The holidays have a way of sneaking up on even the most conscientious of us and that can be a problem if you are shopping for the right holiday computing gift. Because getting it right can take time.

Here are some general principles to keep in mind as you work up your holiday list.

First, new isn't necessarily better. Even as the latest computer models arrive in stores, many fairly recent models might be a good bargain.

Some of these might have just been discontinued; others are refurbished, returned items. Manufacturers such as Apple Computer Inc. (http://store.apple.com) have "special deals" on such items, including some of their latest products. Dell Computer Corp. (www.dell.com) calls its bargain spot the "outlet," which is also the term favored by Hewlett-Packard (www.hp.com).

Selection, specifications and savings vary by store and the time you shop. My best advice would be to shop early, because good items tend to sell quickly.

Outlet stores tend to offer items that are still fairly recent, within the past 12 to 18 months from their introduction in most cases. You can find older items via online auctions and resale stores, but anything much older might not have as long a useful life.

If you are shopping for a brand new, out-of-the-box computer and hoping to save money, be sure you understand all the claims about rebates and "instant savings."

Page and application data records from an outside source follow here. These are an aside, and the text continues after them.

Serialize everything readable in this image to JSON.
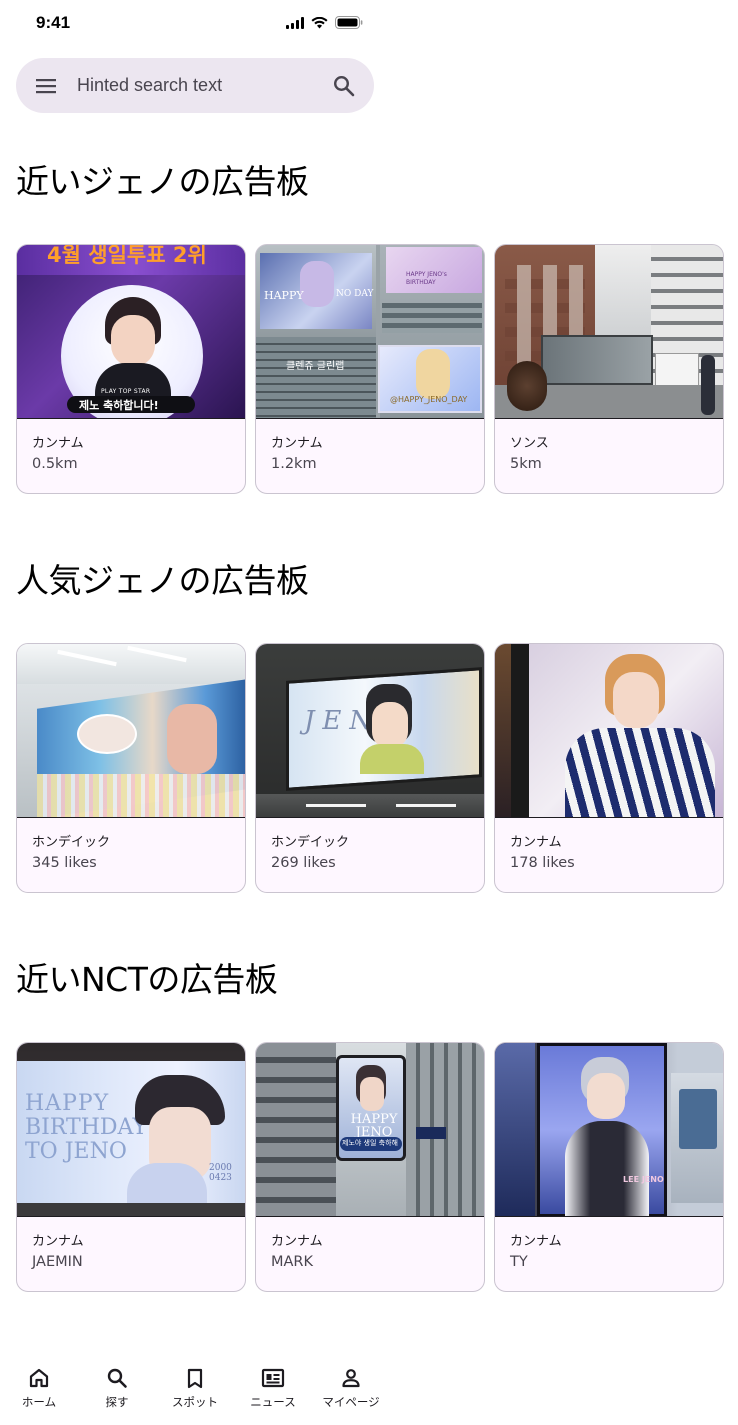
{
  "status": {
    "time": "9:41"
  },
  "search": {
    "placeholder": "Hinted search text"
  },
  "sections": [
    {
      "title": "近いジェノの広告板",
      "cards": [
        {
          "subhead": "カンナム",
          "value": "0.5km",
          "image": "jeno-birthday-vote-ad"
        },
        {
          "subhead": "カンナム",
          "value": "1.2km",
          "image": "jeno-building-billboards"
        },
        {
          "subhead": "ソンス",
          "value": "5km",
          "image": "street-truck-billboard"
        }
      ]
    },
    {
      "title": "人気ジェノの広告板",
      "cards": [
        {
          "subhead": "ホンデイック",
          "value": "345 likes",
          "image": "subway-wall-banner"
        },
        {
          "subhead": "ホンデイック",
          "value": "269 likes",
          "image": "subway-lightbox-jeno"
        },
        {
          "subhead": "カンナム",
          "value": "178 likes",
          "image": "station-pillar-ad"
        }
      ]
    },
    {
      "title": "近いNCTの広告板",
      "cards": [
        {
          "subhead": "カンナム",
          "value": "JAEMIN",
          "image": "happy-birthday-jeno-banner"
        },
        {
          "subhead": "カンナム",
          "value": "MARK",
          "image": "building-screen-ad"
        },
        {
          "subhead": "カンナム",
          "value": "TY",
          "image": "subway-pillar-lee-jeno"
        }
      ]
    }
  ],
  "image_text": {
    "card1_top": "4월 생일투표 2위",
    "card1_badge": "PLAY TOP STAR",
    "card1_caption": "제노 축하합니다!",
    "card2_happy": "HAPPY",
    "card2_noday": "NO DAY",
    "card2_jeno": "HAPPY JENO's BIRTHDAY",
    "card2_sign": "클렌쥬 글린랩",
    "card2_tag": "@HAPPY_JENO_DAY",
    "card7_line1": "HAPPY",
    "card7_line2": "BIRTHDAY",
    "card7_line3": "TO JENO",
    "card7_date": "2000 0423",
    "card8_screen": "HAPPY JENO",
    "card8_caption": "제노야 생일 축하해",
    "card9_name": "LEE JENO",
    "card5_sign": "JENO"
  },
  "nav": [
    {
      "label": "ホーム",
      "icon": "home-icon"
    },
    {
      "label": "探す",
      "icon": "search-icon"
    },
    {
      "label": "スポット",
      "icon": "bookmark-icon"
    },
    {
      "label": "ニュース",
      "icon": "news-icon"
    },
    {
      "label": "マイページ",
      "icon": "person-icon"
    }
  ],
  "colors": {
    "search_bg": "#ece6f0",
    "card_bg": "#fef7ff",
    "card_border": "#cac4d0"
  }
}
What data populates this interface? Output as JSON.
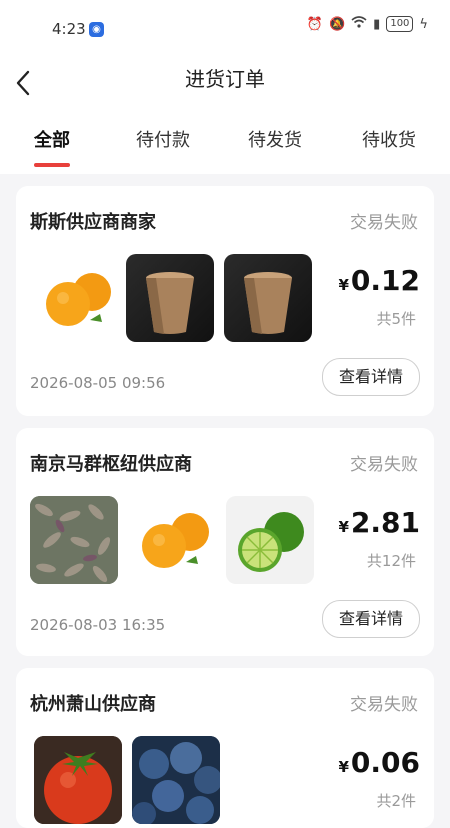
{
  "status": {
    "time": "4:23",
    "battery": "100"
  },
  "header": {
    "title": "进货订单"
  },
  "tabs": [
    {
      "label": "全部",
      "active": true
    },
    {
      "label": "待付款"
    },
    {
      "label": "待发货"
    },
    {
      "label": "待收货"
    }
  ],
  "orders": [
    {
      "shop": "斯斯供应商商家",
      "status": "交易失败",
      "currency": "¥",
      "price": "0.12",
      "count": "共5件",
      "date": "2026-08-05 09:56",
      "button": "查看详情",
      "items": [
        "oranges",
        "paper-cup",
        "paper-cup"
      ]
    },
    {
      "shop": "南京马群枢纽供应商",
      "status": "交易失败",
      "currency": "¥",
      "price": "2.81",
      "count": "共12件",
      "date": "2026-08-03 16:35",
      "button": "查看详情",
      "items": [
        "dried-pods",
        "oranges",
        "limes"
      ]
    },
    {
      "shop": "杭州萧山供应商",
      "status": "交易失败",
      "currency": "¥",
      "price": "0.06",
      "count": "共2件",
      "items": [
        "tomato",
        "blueberries"
      ]
    }
  ],
  "colors": {
    "accent": "#e8403b",
    "status_text": "#9a9a9a"
  }
}
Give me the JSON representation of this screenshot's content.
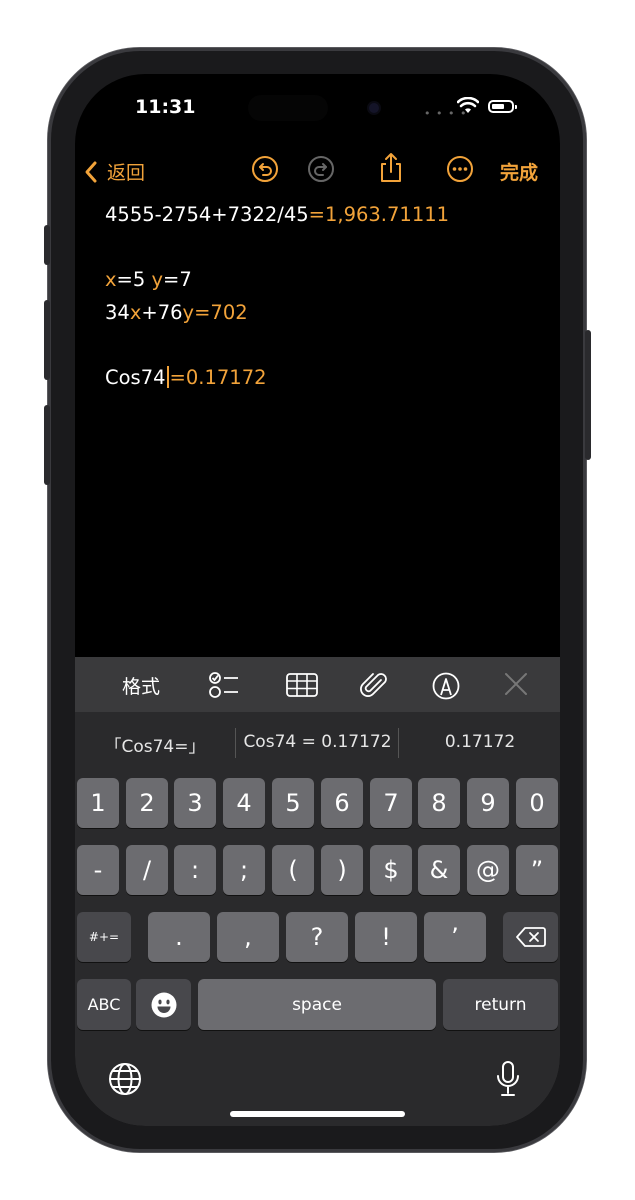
{
  "status": {
    "time": "11:31"
  },
  "nav": {
    "back_label": "返回",
    "done_label": "完成"
  },
  "note": {
    "line1": {
      "expr": "4555-2754+7322/45",
      "result": "1,963.71111"
    },
    "line2": {
      "x": "x",
      "x_val": "=5 ",
      "y": "y",
      "y_val": "=7"
    },
    "line3": {
      "a": "34",
      "x": "x",
      "b": "+76",
      "y": "y",
      "result": "702"
    },
    "line4": {
      "expr": "Cos74",
      "result": "0.17172"
    }
  },
  "toolbar": {
    "format_label": "格式"
  },
  "suggestions": [
    "「Cos74=」",
    "Cos74 = 0.17172",
    "0.17172"
  ],
  "keys": {
    "row1": [
      "1",
      "2",
      "3",
      "4",
      "5",
      "6",
      "7",
      "8",
      "9",
      "0"
    ],
    "row2": [
      "-",
      "/",
      ":",
      ";",
      "(",
      ")",
      "$",
      "&",
      "@",
      "”"
    ],
    "row3": [
      ".",
      ",",
      "?",
      "!",
      "’"
    ],
    "symbols": "#+=",
    "abc": "ABC",
    "space": "space",
    "return": "return"
  },
  "colors": {
    "accent": "#f2a33a",
    "key": "#6c6c70",
    "key_dark": "#48484c"
  }
}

Frankly, such tactics confuse me: A maker, especially one who sells online, shouldn't require you to send in a rebate coupon once they have captured your data via the Web. An alternative is to eschew such tactics in favor of resellers who do all the heavy lifting for you. Such stores are out there, but you might have to shop around a bit.

Also, while the latest PC or Mac may not be necessary in all cases, be careful about display technology: CRT displays, those TVlike monitors still seen on many business desks, are, frankly, passť when it comes to home use. You can get a thin, light, stylish LCD display — also called a "flat panel" — for around $200 or so, and it's one area where I believe some splurging is a good idea. Make sure the computer you buy has the proper connection for your intended LCD monitor, either SVGA or DVI, and all should work well.

Printers are one other big holiday purchase where it might pay to shop early. For one, there's a wider range of choices in some categories than ever. Also, you'll want to carefully compare features and costs before taking the plunge.

Low-price makers such as Lexmark International Inc. and Samsung deliver some very nice models, but you'll want to check the cost of the ink or laser toner before taking the final plunge.

Those who depend on an inkjet printer to turn digital photos into prints will be especially interested in supply costs; some of the best I've seen are in printers from Epson and Canon.

In short, open your eyes before you open you wallet. Some careful shopping can make the gift-giving not only fun, but rewarding for the giver as well as the recipient.

Every weekday JewishWorldReview.com publishes what many in in the media and Washington consider "must-reading". Sign up for the daily JWR update. It's free. Just click here.

JWR contributor Mark Kellner has reported on technology for industry newspapers and magazines since 1983, and has been the computer columnist for The Washington Times since 1991.Comment by clicking here.


© 2005, News World Communications, Inc. Reprinted with permission of The Washington Times. Visit the paper at http://www.washingtontimes.com